- "Jewish Home-Otzma Yehudit alliance reveals new name, logo". The Times of Israel. 31 December 2019. Retrieved 31 December 2019.
- Jacob Magid (31 December 2019). "Smotrich says he won't join Jewish Home-Otzma Yehudit merger "at any cost"". The Times of Israel. Retrieved 31 December 2019.
- Wootliff, Raoul (22 April 2020). "Netanyahu speaks with Bennett as Yamina considers joining unity government". Times of Israel. Retrieved 22 April 2020.
- Ido Ben Porat (15 May 2020). "Rabbi Rafi Peretz signs coalition agreement with the Likud". Arutz Sheva.
- "Minister Rafi Peretz Leaves Yamina to Join New Government". Hamodia. 14 May 2020.
- Raphael Ahren (12 March 2015). "From annexation to right of return: What the parties say about the Palestinians". The Times of Israel. Retrieved 15 June 2015.
- Shamir, Michal; Rahat, Gideon (23 May 2017). The Elections in Israel 2015. Routledge. ISBN 9781351621083.

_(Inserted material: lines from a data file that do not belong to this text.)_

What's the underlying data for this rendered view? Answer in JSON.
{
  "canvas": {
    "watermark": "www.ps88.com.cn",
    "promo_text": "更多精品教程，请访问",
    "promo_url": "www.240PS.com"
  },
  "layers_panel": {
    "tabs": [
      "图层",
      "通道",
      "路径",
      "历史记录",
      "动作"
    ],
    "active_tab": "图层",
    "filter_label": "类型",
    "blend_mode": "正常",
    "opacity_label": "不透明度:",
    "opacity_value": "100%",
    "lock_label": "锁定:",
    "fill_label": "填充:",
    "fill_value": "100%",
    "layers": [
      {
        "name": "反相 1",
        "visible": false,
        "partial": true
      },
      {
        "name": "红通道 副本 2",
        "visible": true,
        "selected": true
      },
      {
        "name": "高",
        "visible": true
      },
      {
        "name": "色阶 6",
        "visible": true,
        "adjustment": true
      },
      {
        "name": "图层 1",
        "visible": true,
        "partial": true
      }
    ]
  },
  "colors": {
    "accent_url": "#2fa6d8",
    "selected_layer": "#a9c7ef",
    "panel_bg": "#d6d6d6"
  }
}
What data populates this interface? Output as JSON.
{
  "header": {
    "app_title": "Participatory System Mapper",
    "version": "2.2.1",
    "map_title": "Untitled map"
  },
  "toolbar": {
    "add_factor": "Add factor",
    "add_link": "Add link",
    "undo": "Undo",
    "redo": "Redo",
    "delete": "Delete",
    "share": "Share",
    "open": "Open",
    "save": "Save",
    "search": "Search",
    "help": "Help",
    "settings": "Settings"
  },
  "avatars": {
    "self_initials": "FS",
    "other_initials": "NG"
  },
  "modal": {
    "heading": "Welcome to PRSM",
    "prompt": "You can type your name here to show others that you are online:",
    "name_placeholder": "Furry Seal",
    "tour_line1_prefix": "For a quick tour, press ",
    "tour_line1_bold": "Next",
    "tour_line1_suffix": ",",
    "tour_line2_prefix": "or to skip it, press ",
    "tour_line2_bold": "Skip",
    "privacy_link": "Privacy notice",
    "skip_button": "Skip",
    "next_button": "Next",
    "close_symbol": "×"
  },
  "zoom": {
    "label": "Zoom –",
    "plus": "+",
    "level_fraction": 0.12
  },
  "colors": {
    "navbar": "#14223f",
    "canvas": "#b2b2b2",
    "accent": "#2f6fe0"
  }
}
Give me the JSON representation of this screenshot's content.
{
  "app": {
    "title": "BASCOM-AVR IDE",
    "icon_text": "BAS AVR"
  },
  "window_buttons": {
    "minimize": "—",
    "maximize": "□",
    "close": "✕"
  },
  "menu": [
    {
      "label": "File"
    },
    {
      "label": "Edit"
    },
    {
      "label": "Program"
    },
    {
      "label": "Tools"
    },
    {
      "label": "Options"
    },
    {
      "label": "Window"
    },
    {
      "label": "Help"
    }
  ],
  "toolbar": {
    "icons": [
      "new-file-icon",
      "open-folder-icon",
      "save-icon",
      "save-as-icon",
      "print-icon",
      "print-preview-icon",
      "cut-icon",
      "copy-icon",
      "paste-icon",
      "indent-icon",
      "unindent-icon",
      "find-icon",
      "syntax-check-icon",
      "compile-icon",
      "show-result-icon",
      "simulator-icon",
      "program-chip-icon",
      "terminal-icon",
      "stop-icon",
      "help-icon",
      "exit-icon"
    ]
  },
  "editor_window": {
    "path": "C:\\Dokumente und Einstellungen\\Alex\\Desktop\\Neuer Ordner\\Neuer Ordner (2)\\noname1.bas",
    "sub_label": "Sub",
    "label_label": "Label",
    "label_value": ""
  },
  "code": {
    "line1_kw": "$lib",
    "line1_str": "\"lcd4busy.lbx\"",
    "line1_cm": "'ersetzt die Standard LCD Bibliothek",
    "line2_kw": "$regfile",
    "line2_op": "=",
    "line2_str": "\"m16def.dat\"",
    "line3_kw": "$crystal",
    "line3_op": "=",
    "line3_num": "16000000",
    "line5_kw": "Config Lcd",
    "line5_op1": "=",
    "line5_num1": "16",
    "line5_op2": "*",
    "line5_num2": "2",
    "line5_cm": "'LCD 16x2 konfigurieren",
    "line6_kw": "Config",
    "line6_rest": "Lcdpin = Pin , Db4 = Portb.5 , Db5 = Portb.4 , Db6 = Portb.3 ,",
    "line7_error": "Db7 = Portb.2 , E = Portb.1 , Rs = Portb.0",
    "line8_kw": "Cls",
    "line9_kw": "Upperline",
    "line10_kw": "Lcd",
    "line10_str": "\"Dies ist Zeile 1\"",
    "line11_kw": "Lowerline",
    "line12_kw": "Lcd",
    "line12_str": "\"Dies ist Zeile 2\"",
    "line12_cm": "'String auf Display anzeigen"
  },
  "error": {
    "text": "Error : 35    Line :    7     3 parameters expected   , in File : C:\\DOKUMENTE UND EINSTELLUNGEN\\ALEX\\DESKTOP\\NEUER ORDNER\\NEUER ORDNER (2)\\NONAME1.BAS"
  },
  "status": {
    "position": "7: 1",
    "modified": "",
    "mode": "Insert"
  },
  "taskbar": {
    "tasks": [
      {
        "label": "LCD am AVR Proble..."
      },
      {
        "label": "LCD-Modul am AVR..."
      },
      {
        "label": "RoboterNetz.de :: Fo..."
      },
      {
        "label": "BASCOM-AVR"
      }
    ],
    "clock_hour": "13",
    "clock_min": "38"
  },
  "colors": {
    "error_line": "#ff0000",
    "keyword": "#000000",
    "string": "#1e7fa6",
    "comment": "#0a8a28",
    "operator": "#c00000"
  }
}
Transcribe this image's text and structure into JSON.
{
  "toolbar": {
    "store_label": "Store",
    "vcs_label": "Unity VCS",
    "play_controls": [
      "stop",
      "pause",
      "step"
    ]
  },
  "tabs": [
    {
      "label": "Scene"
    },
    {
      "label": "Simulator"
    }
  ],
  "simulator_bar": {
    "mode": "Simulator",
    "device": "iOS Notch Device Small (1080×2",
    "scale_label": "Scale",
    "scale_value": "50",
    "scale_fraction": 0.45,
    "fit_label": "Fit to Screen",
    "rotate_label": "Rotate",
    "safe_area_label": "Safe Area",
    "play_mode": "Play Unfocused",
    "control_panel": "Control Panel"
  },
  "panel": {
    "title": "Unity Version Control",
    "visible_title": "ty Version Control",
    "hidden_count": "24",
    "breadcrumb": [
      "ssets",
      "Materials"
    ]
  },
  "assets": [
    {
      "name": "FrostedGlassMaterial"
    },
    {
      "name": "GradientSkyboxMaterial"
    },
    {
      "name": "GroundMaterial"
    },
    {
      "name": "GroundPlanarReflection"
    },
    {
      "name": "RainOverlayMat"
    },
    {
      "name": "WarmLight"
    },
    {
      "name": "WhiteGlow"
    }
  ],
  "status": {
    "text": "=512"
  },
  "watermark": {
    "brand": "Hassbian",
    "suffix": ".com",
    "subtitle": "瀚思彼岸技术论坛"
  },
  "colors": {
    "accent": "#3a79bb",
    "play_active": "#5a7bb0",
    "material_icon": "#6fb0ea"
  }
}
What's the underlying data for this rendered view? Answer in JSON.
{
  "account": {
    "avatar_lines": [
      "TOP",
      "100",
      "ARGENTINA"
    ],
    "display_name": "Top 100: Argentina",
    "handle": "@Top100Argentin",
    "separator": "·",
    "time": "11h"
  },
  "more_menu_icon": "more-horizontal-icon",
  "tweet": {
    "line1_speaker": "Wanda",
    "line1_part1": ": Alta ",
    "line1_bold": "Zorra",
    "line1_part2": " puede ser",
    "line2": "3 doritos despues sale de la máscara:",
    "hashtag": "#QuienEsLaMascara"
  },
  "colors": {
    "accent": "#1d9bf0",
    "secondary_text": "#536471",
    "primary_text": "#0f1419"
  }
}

- "Religious-Zionist rabbi: LGBT culture is a 'spreading sickness'". Ynetnews. 3 October 2018. Retrieved 12 April 2019.